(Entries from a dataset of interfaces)
--- START ---
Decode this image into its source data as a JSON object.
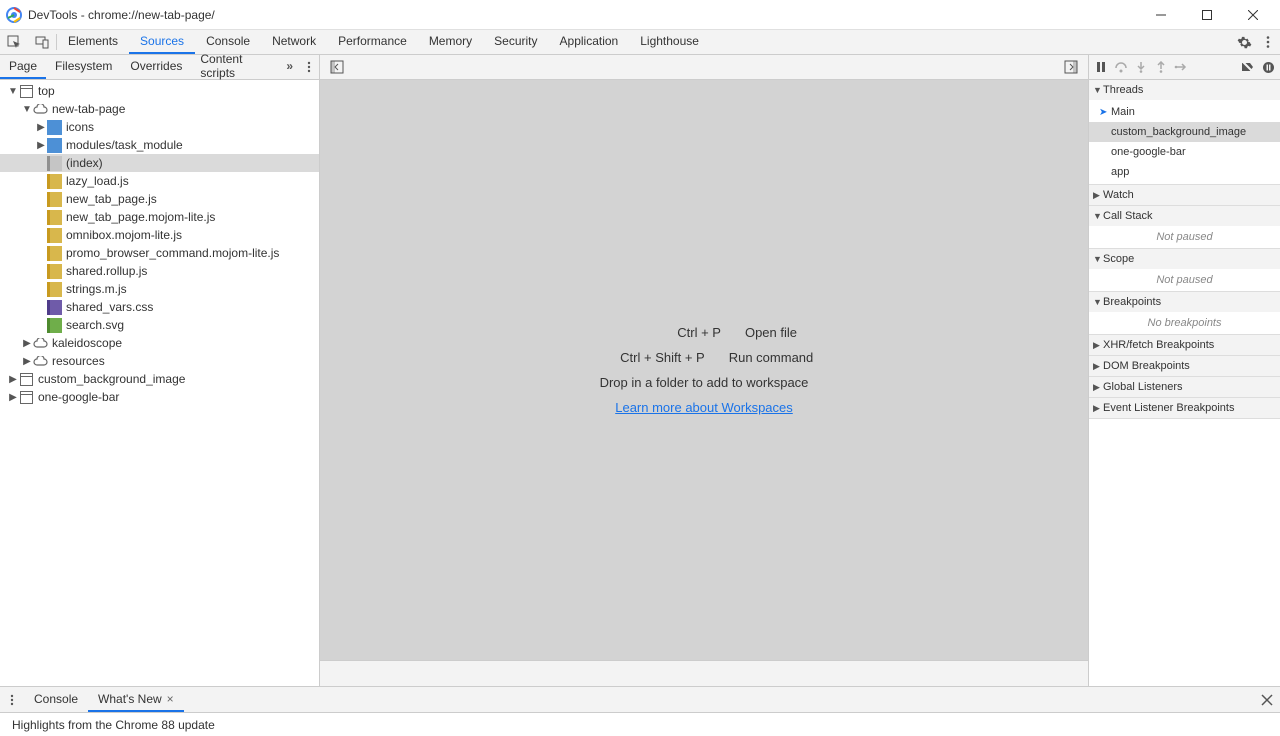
{
  "titlebar": {
    "title": "DevTools - chrome://new-tab-page/"
  },
  "mainTabs": [
    {
      "label": "Elements",
      "active": false
    },
    {
      "label": "Sources",
      "active": true
    },
    {
      "label": "Console",
      "active": false
    },
    {
      "label": "Network",
      "active": false
    },
    {
      "label": "Performance",
      "active": false
    },
    {
      "label": "Memory",
      "active": false
    },
    {
      "label": "Security",
      "active": false
    },
    {
      "label": "Application",
      "active": false
    },
    {
      "label": "Lighthouse",
      "active": false
    }
  ],
  "sourceSubTabs": [
    {
      "label": "Page",
      "active": true
    },
    {
      "label": "Filesystem",
      "active": false
    },
    {
      "label": "Overrides",
      "active": false
    },
    {
      "label": "Content scripts",
      "active": false
    }
  ],
  "tree": [
    {
      "depth": 0,
      "arrow": "down",
      "icon": "window",
      "label": "top"
    },
    {
      "depth": 1,
      "arrow": "down",
      "icon": "cloud",
      "label": "new-tab-page"
    },
    {
      "depth": 2,
      "arrow": "right",
      "icon": "folder",
      "label": "icons"
    },
    {
      "depth": 2,
      "arrow": "right",
      "icon": "folder",
      "label": "modules/task_module"
    },
    {
      "depth": 2,
      "arrow": "",
      "icon": "file-plain",
      "label": "(index)",
      "selected": true
    },
    {
      "depth": 2,
      "arrow": "",
      "icon": "file-js",
      "label": "lazy_load.js"
    },
    {
      "depth": 2,
      "arrow": "",
      "icon": "file-js",
      "label": "new_tab_page.js"
    },
    {
      "depth": 2,
      "arrow": "",
      "icon": "file-js",
      "label": "new_tab_page.mojom-lite.js"
    },
    {
      "depth": 2,
      "arrow": "",
      "icon": "file-js",
      "label": "omnibox.mojom-lite.js"
    },
    {
      "depth": 2,
      "arrow": "",
      "icon": "file-js",
      "label": "promo_browser_command.mojom-lite.js"
    },
    {
      "depth": 2,
      "arrow": "",
      "icon": "file-js",
      "label": "shared.rollup.js"
    },
    {
      "depth": 2,
      "arrow": "",
      "icon": "file-js",
      "label": "strings.m.js"
    },
    {
      "depth": 2,
      "arrow": "",
      "icon": "file-css",
      "label": "shared_vars.css"
    },
    {
      "depth": 2,
      "arrow": "",
      "icon": "file-svg",
      "label": "search.svg"
    },
    {
      "depth": 1,
      "arrow": "right",
      "icon": "cloud",
      "label": "kaleidoscope"
    },
    {
      "depth": 1,
      "arrow": "right",
      "icon": "cloud",
      "label": "resources"
    },
    {
      "depth": 0,
      "arrow": "right",
      "icon": "window",
      "label": "custom_background_image"
    },
    {
      "depth": 0,
      "arrow": "right",
      "icon": "window",
      "label": "one-google-bar"
    }
  ],
  "editor": {
    "openFileKey": "Ctrl + P",
    "openFileLabel": "Open file",
    "runCmdKey": "Ctrl + Shift + P",
    "runCmdLabel": "Run command",
    "dropHint": "Drop in a folder to add to workspace",
    "learnMore": "Learn more about Workspaces"
  },
  "debugSections": {
    "threads": {
      "label": "Threads",
      "expanded": true,
      "items": [
        {
          "label": "Main",
          "current": true
        },
        {
          "label": "custom_background_image",
          "selected": true
        },
        {
          "label": "one-google-bar"
        },
        {
          "label": "app"
        }
      ]
    },
    "watch": {
      "label": "Watch",
      "expanded": false
    },
    "callStack": {
      "label": "Call Stack",
      "expanded": true,
      "empty": "Not paused"
    },
    "scope": {
      "label": "Scope",
      "expanded": true,
      "empty": "Not paused"
    },
    "breakpoints": {
      "label": "Breakpoints",
      "expanded": true,
      "empty": "No breakpoints"
    },
    "xhr": {
      "label": "XHR/fetch Breakpoints",
      "expanded": false
    },
    "dom": {
      "label": "DOM Breakpoints",
      "expanded": false
    },
    "globalListeners": {
      "label": "Global Listeners",
      "expanded": false
    },
    "eventListeners": {
      "label": "Event Listener Breakpoints",
      "expanded": false
    }
  },
  "drawer": {
    "tabs": [
      {
        "label": "Console",
        "active": false
      },
      {
        "label": "What's New",
        "active": true,
        "closable": true
      }
    ],
    "body": "Highlights from the Chrome 88 update"
  }
}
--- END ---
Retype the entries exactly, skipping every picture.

[EXERCISE ANSWER]:
Decode this image into its source data as a JSON object.
{
  "titlebar": {
    "title": "DevTools - chrome://new-tab-page/"
  },
  "mainTabs": [
    {
      "label": "Elements",
      "active": false
    },
    {
      "label": "Sources",
      "active": true
    },
    {
      "label": "Console",
      "active": false
    },
    {
      "label": "Network",
      "active": false
    },
    {
      "label": "Performance",
      "active": false
    },
    {
      "label": "Memory",
      "active": false
    },
    {
      "label": "Security",
      "active": false
    },
    {
      "label": "Application",
      "active": false
    },
    {
      "label": "Lighthouse",
      "active": false
    }
  ],
  "sourceSubTabs": [
    {
      "label": "Page",
      "active": true
    },
    {
      "label": "Filesystem",
      "active": false
    },
    {
      "label": "Overrides",
      "active": false
    },
    {
      "label": "Content scripts",
      "active": false
    }
  ],
  "tree": [
    {
      "depth": 0,
      "arrow": "down",
      "icon": "window",
      "label": "top"
    },
    {
      "depth": 1,
      "arrow": "down",
      "icon": "cloud",
      "label": "new-tab-page"
    },
    {
      "depth": 2,
      "arrow": "right",
      "icon": "folder",
      "label": "icons"
    },
    {
      "depth": 2,
      "arrow": "right",
      "icon": "folder",
      "label": "modules/task_module"
    },
    {
      "depth": 2,
      "arrow": "",
      "icon": "file-plain",
      "label": "(index)",
      "selected": true
    },
    {
      "depth": 2,
      "arrow": "",
      "icon": "file-js",
      "label": "lazy_load.js"
    },
    {
      "depth": 2,
      "arrow": "",
      "icon": "file-js",
      "label": "new_tab_page.js"
    },
    {
      "depth": 2,
      "arrow": "",
      "icon": "file-js",
      "label": "new_tab_page.mojom-lite.js"
    },
    {
      "depth": 2,
      "arrow": "",
      "icon": "file-js",
      "label": "omnibox.mojom-lite.js"
    },
    {
      "depth": 2,
      "arrow": "",
      "icon": "file-js",
      "label": "promo_browser_command.mojom-lite.js"
    },
    {
      "depth": 2,
      "arrow": "",
      "icon": "file-js",
      "label": "shared.rollup.js"
    },
    {
      "depth": 2,
      "arrow": "",
      "icon": "file-js",
      "label": "strings.m.js"
    },
    {
      "depth": 2,
      "arrow": "",
      "icon": "file-css",
      "label": "shared_vars.css"
    },
    {
      "depth": 2,
      "arrow": "",
      "icon": "file-svg",
      "label": "search.svg"
    },
    {
      "depth": 1,
      "arrow": "right",
      "icon": "cloud",
      "label": "kaleidoscope"
    },
    {
      "depth": 1,
      "arrow": "right",
      "icon": "cloud",
      "label": "resources"
    },
    {
      "depth": 0,
      "arrow": "right",
      "icon": "window",
      "label": "custom_background_image"
    },
    {
      "depth": 0,
      "arrow": "right",
      "icon": "window",
      "label": "one-google-bar"
    }
  ],
  "editor": {
    "openFileKey": "Ctrl + P",
    "openFileLabel": "Open file",
    "runCmdKey": "Ctrl + Shift + P",
    "runCmdLabel": "Run command",
    "dropHint": "Drop in a folder to add to workspace",
    "learnMore": "Learn more about Workspaces"
  },
  "debugSections": {
    "threads": {
      "label": "Threads",
      "expanded": true,
      "items": [
        {
          "label": "Main",
          "current": true
        },
        {
          "label": "custom_background_image",
          "selected": true
        },
        {
          "label": "one-google-bar"
        },
        {
          "label": "app"
        }
      ]
    },
    "watch": {
      "label": "Watch",
      "expanded": false
    },
    "callStack": {
      "label": "Call Stack",
      "expanded": true,
      "empty": "Not paused"
    },
    "scope": {
      "label": "Scope",
      "expanded": true,
      "empty": "Not paused"
    },
    "breakpoints": {
      "label": "Breakpoints",
      "expanded": true,
      "empty": "No breakpoints"
    },
    "xhr": {
      "label": "XHR/fetch Breakpoints",
      "expanded": false
    },
    "dom": {
      "label": "DOM Breakpoints",
      "expanded": false
    },
    "globalListeners": {
      "label": "Global Listeners",
      "expanded": false
    },
    "eventListeners": {
      "label": "Event Listener Breakpoints",
      "expanded": false
    }
  },
  "drawer": {
    "tabs": [
      {
        "label": "Console",
        "active": false
      },
      {
        "label": "What's New",
        "active": true,
        "closable": true
      }
    ],
    "body": "Highlights from the Chrome 88 update"
  }
}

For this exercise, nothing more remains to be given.